> _The input_
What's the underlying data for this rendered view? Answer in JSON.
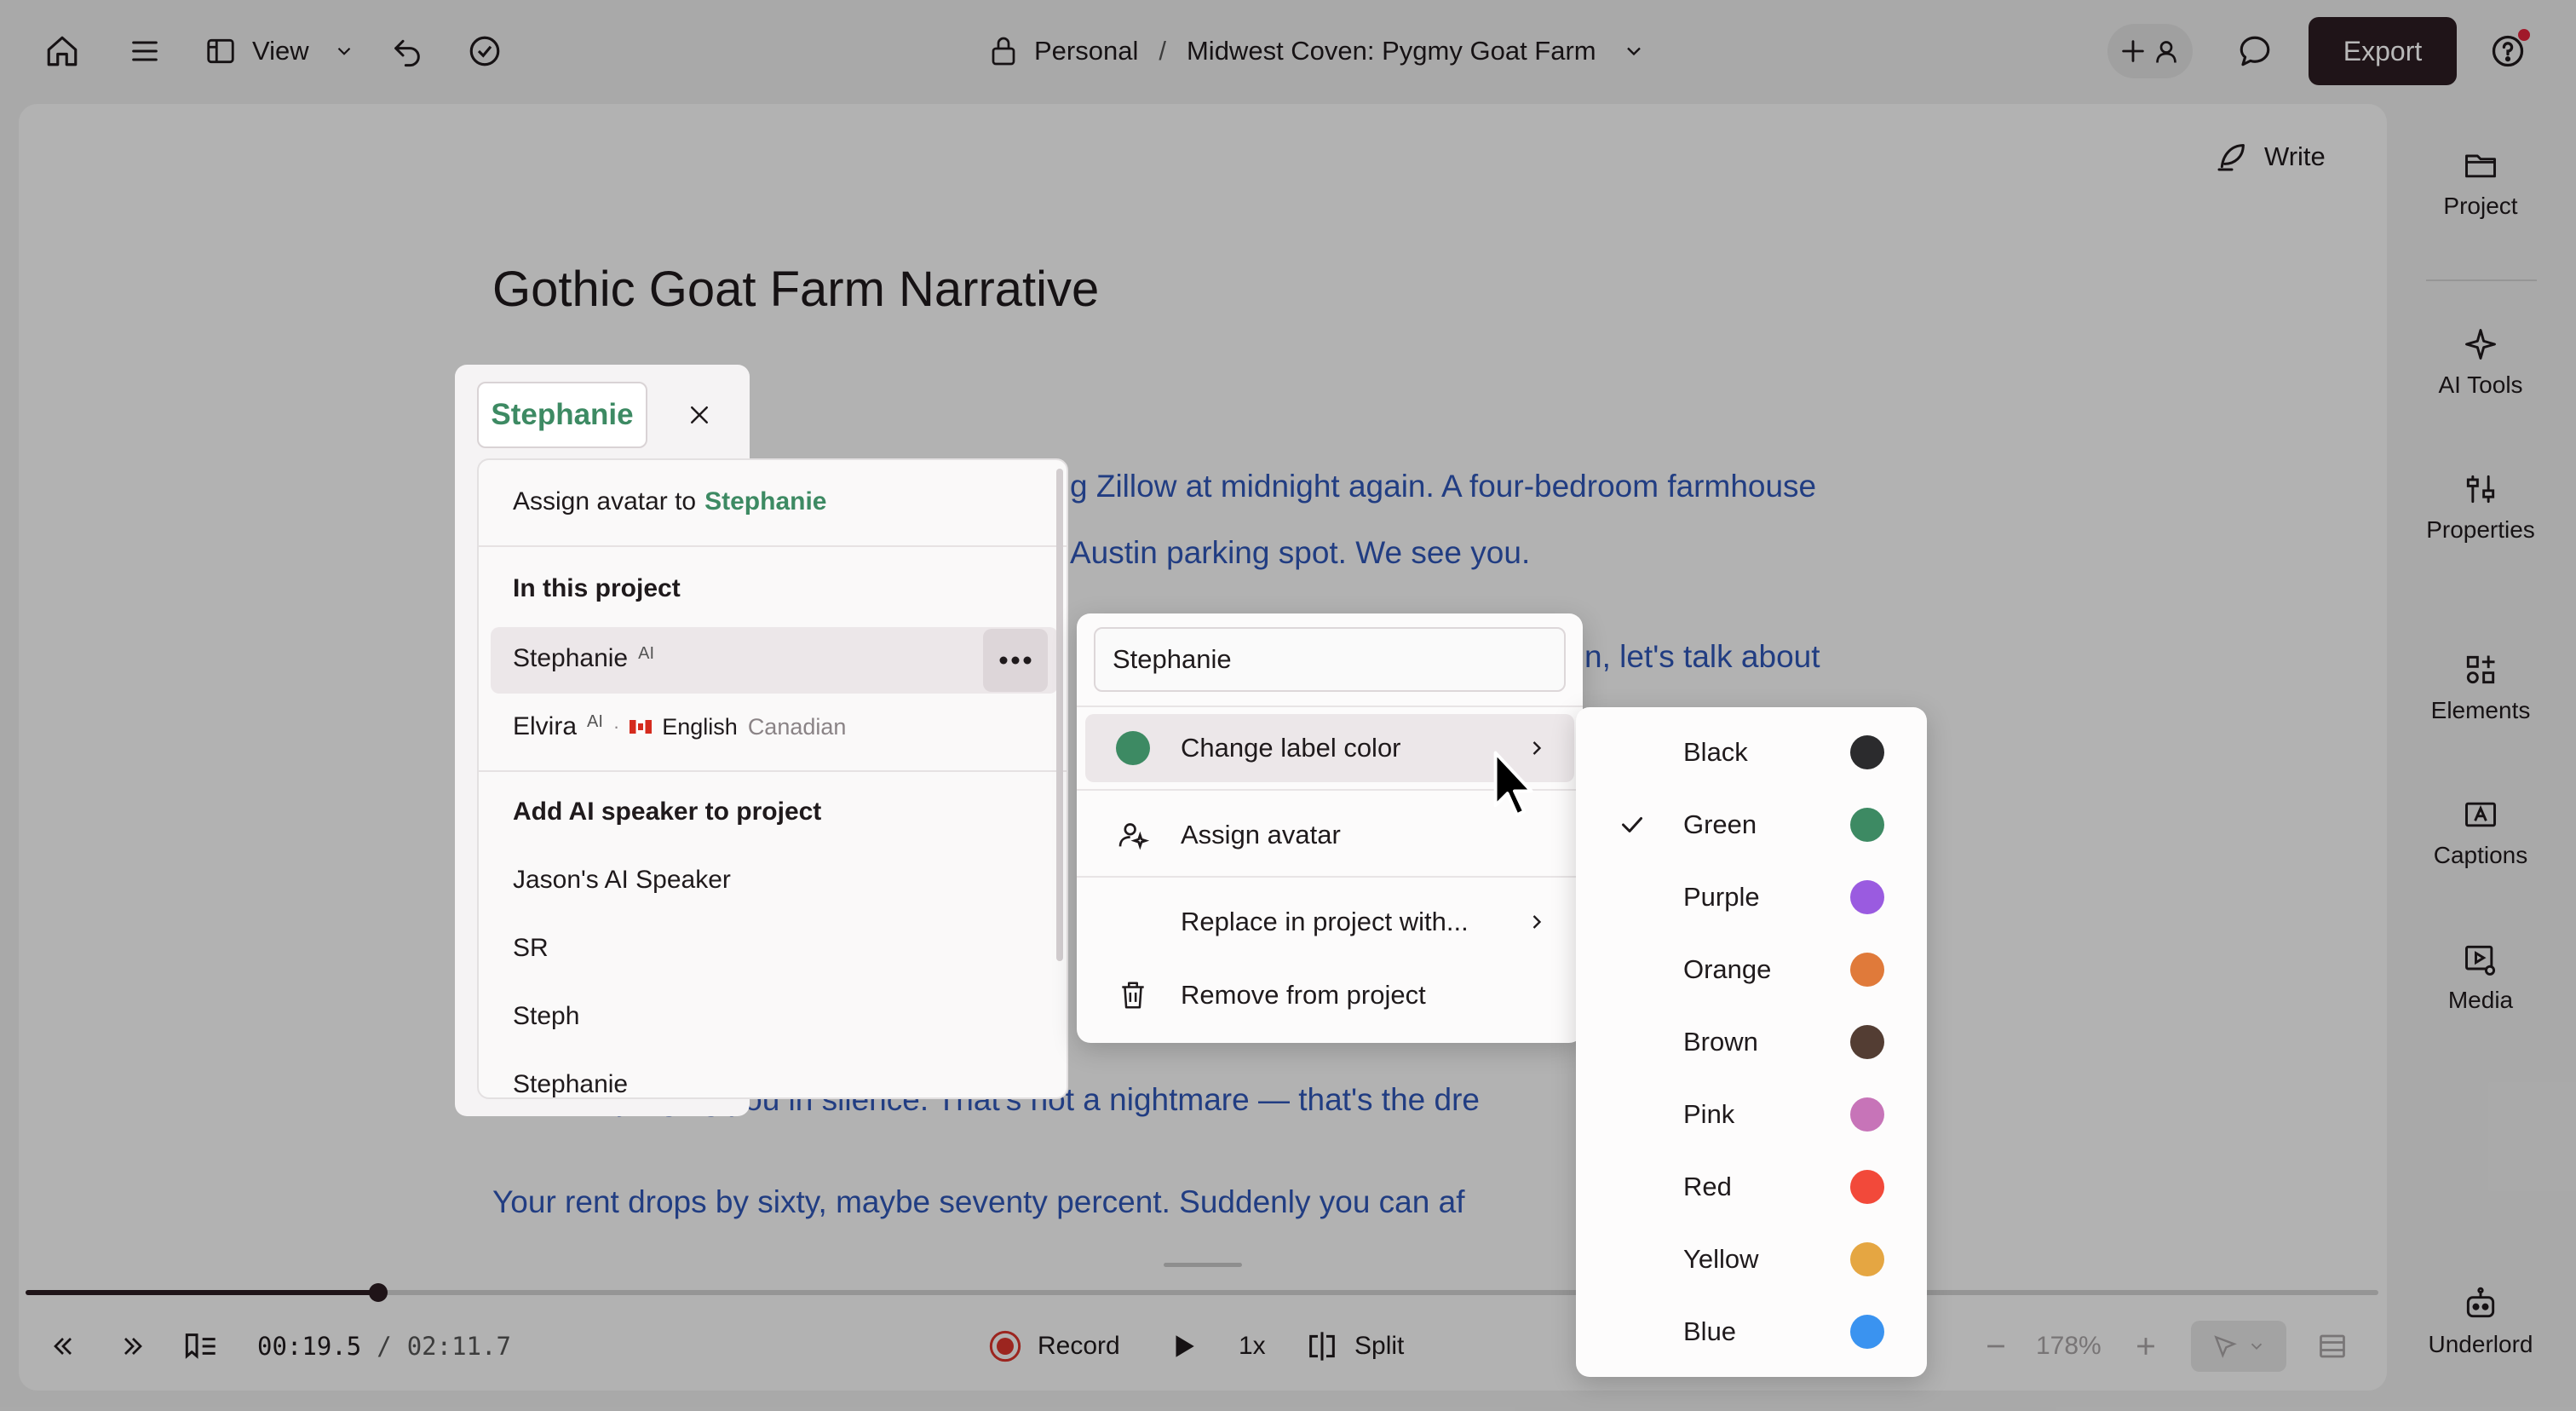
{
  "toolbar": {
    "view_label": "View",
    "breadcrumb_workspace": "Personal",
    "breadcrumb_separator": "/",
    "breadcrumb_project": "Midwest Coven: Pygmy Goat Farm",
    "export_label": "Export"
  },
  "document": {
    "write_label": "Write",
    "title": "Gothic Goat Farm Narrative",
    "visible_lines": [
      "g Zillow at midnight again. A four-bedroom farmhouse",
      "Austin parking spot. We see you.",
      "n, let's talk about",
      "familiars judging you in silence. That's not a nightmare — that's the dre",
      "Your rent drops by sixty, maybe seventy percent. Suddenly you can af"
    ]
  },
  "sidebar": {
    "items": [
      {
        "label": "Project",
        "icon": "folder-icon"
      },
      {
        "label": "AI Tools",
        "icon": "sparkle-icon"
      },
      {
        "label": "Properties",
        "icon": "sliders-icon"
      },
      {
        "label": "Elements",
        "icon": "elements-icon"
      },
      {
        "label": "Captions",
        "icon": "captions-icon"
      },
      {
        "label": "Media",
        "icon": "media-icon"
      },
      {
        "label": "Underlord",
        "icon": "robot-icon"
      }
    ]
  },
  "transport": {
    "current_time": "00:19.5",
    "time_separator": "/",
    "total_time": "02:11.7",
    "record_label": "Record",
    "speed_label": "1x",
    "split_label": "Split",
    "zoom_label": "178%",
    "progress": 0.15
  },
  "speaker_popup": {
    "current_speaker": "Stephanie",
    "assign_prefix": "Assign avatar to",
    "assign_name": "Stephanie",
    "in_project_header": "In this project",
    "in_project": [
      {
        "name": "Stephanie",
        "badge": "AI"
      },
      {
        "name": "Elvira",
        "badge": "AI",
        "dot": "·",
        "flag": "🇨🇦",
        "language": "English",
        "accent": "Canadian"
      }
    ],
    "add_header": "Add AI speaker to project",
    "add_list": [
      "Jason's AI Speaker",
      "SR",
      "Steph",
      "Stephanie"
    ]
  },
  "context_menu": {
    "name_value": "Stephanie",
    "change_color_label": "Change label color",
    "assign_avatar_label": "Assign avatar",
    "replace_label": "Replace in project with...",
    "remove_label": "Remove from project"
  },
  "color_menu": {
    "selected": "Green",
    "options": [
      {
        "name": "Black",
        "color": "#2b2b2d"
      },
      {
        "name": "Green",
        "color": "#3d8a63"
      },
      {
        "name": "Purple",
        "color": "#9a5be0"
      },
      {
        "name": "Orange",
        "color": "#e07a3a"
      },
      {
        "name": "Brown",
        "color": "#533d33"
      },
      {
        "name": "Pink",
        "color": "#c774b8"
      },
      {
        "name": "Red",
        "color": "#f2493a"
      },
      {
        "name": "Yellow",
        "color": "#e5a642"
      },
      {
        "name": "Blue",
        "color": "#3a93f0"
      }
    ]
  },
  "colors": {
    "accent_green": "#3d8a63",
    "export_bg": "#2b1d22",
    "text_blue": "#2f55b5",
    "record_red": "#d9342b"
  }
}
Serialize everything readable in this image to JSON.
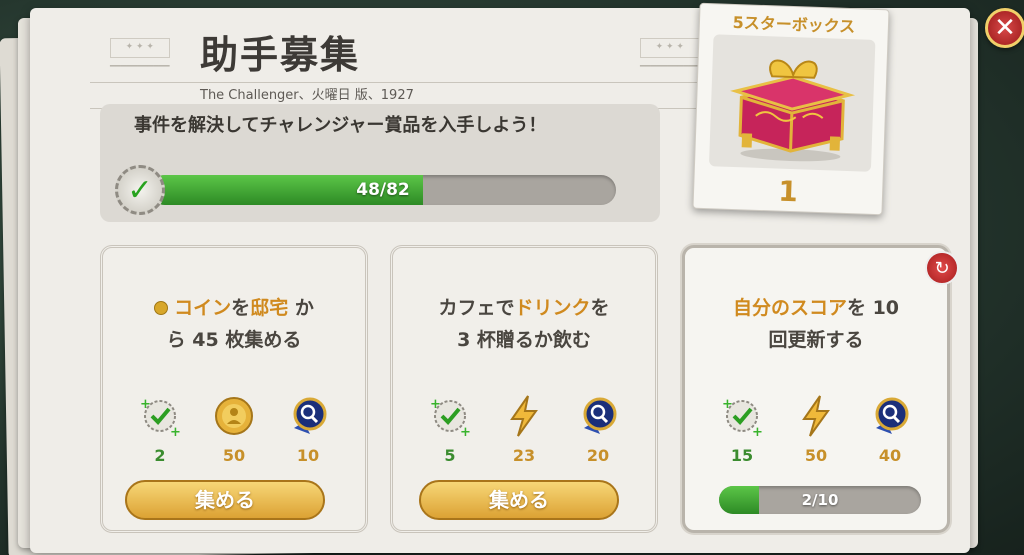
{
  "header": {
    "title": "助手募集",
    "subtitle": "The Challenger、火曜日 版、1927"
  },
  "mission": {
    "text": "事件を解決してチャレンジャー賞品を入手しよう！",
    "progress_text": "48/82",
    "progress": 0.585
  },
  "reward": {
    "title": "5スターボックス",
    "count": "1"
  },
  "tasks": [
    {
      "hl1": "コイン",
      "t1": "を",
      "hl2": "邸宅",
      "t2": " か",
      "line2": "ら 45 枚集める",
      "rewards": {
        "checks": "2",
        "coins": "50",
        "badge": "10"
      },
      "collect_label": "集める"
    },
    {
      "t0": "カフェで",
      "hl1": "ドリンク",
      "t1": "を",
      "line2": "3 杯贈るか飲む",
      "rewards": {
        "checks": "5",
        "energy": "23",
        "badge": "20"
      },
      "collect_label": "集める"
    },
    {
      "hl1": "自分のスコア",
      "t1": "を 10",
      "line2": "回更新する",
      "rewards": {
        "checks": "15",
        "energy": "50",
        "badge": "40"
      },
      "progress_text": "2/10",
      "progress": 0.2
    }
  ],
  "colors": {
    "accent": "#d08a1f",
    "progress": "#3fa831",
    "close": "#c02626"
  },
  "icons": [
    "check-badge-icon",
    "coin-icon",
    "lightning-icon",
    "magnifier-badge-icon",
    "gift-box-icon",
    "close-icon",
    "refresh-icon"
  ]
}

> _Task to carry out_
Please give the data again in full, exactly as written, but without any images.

> _Response below_
What's the underlying data for this rendered view? Answer in JSON.
{
  "toolbar": {
    "view_label": "View",
    "breadcrumb_workspace": "Personal",
    "breadcrumb_separator": "/",
    "breadcrumb_project": "Midwest Coven: Pygmy Goat Farm",
    "export_label": "Export"
  },
  "document": {
    "write_label": "Write",
    "title": "Gothic Goat Farm Narrative",
    "visible_lines": [
      "g Zillow at midnight again. A four-bedroom farmhouse",
      "Austin parking spot. We see you.",
      "n, let's talk about",
      "familiars judging you in silence. That's not a nightmare — that's the dre",
      "Your rent drops by sixty, maybe seventy percent. Suddenly you can af"
    ]
  },
  "sidebar": {
    "items": [
      {
        "label": "Project",
        "icon": "folder-icon"
      },
      {
        "label": "AI Tools",
        "icon": "sparkle-icon"
      },
      {
        "label": "Properties",
        "icon": "sliders-icon"
      },
      {
        "label": "Elements",
        "icon": "elements-icon"
      },
      {
        "label": "Captions",
        "icon": "captions-icon"
      },
      {
        "label": "Media",
        "icon": "media-icon"
      },
      {
        "label": "Underlord",
        "icon": "robot-icon"
      }
    ]
  },
  "transport": {
    "current_time": "00:19.5",
    "time_separator": "/",
    "total_time": "02:11.7",
    "record_label": "Record",
    "speed_label": "1x",
    "split_label": "Split",
    "zoom_label": "178%",
    "progress": 0.15
  },
  "speaker_popup": {
    "current_speaker": "Stephanie",
    "assign_prefix": "Assign avatar to",
    "assign_name": "Stephanie",
    "in_project_header": "In this project",
    "in_project": [
      {
        "name": "Stephanie",
        "badge": "AI"
      },
      {
        "name": "Elvira",
        "badge": "AI",
        "dot": "·",
        "flag": "🇨🇦",
        "language": "English",
        "accent": "Canadian"
      }
    ],
    "add_header": "Add AI speaker to project",
    "add_list": [
      "Jason's AI Speaker",
      "SR",
      "Steph",
      "Stephanie"
    ]
  },
  "context_menu": {
    "name_value": "Stephanie",
    "change_color_label": "Change label color",
    "assign_avatar_label": "Assign avatar",
    "replace_label": "Replace in project with...",
    "remove_label": "Remove from project"
  },
  "color_menu": {
    "selected": "Green",
    "options": [
      {
        "name": "Black",
        "color": "#2b2b2d"
      },
      {
        "name": "Green",
        "color": "#3d8a63"
      },
      {
        "name": "Purple",
        "color": "#9a5be0"
      },
      {
        "name": "Orange",
        "color": "#e07a3a"
      },
      {
        "name": "Brown",
        "color": "#533d33"
      },
      {
        "name": "Pink",
        "color": "#c774b8"
      },
      {
        "name": "Red",
        "color": "#f2493a"
      },
      {
        "name": "Yellow",
        "color": "#e5a642"
      },
      {
        "name": "Blue",
        "color": "#3a93f0"
      }
    ]
  },
  "colors": {
    "accent_green": "#3d8a63",
    "export_bg": "#2b1d22",
    "text_blue": "#2f55b5",
    "record_red": "#d9342b"
  }
}
Serialize everything readable in this image to JSON.
{
  "header": {
    "title": "助手募集",
    "subtitle": "The Challenger、火曜日 版、1927"
  },
  "mission": {
    "text": "事件を解決してチャレンジャー賞品を入手しよう！",
    "progress_text": "48/82",
    "progress": 0.585
  },
  "reward": {
    "title": "5スターボックス",
    "count": "1"
  },
  "tasks": [
    {
      "hl1": "コイン",
      "t1": "を",
      "hl2": "邸宅",
      "t2": " か",
      "line2": "ら 45 枚集める",
      "rewards": {
        "checks": "2",
        "coins": "50",
        "badge": "10"
      },
      "collect_label": "集める"
    },
    {
      "t0": "カフェで",
      "hl1": "ドリンク",
      "t1": "を",
      "line2": "3 杯贈るか飲む",
      "rewards": {
        "checks": "5",
        "energy": "23",
        "badge": "20"
      },
      "collect_label": "集める"
    },
    {
      "hl1": "自分のスコア",
      "t1": "を 10",
      "line2": "回更新する",
      "rewards": {
        "checks": "15",
        "energy": "50",
        "badge": "40"
      },
      "progress_text": "2/10",
      "progress": 0.2
    }
  ],
  "colors": {
    "accent": "#d08a1f",
    "progress": "#3fa831",
    "close": "#c02626"
  },
  "icons": [
    "check-badge-icon",
    "coin-icon",
    "lightning-icon",
    "magnifier-badge-icon",
    "gift-box-icon",
    "close-icon",
    "refresh-icon"
  ]
}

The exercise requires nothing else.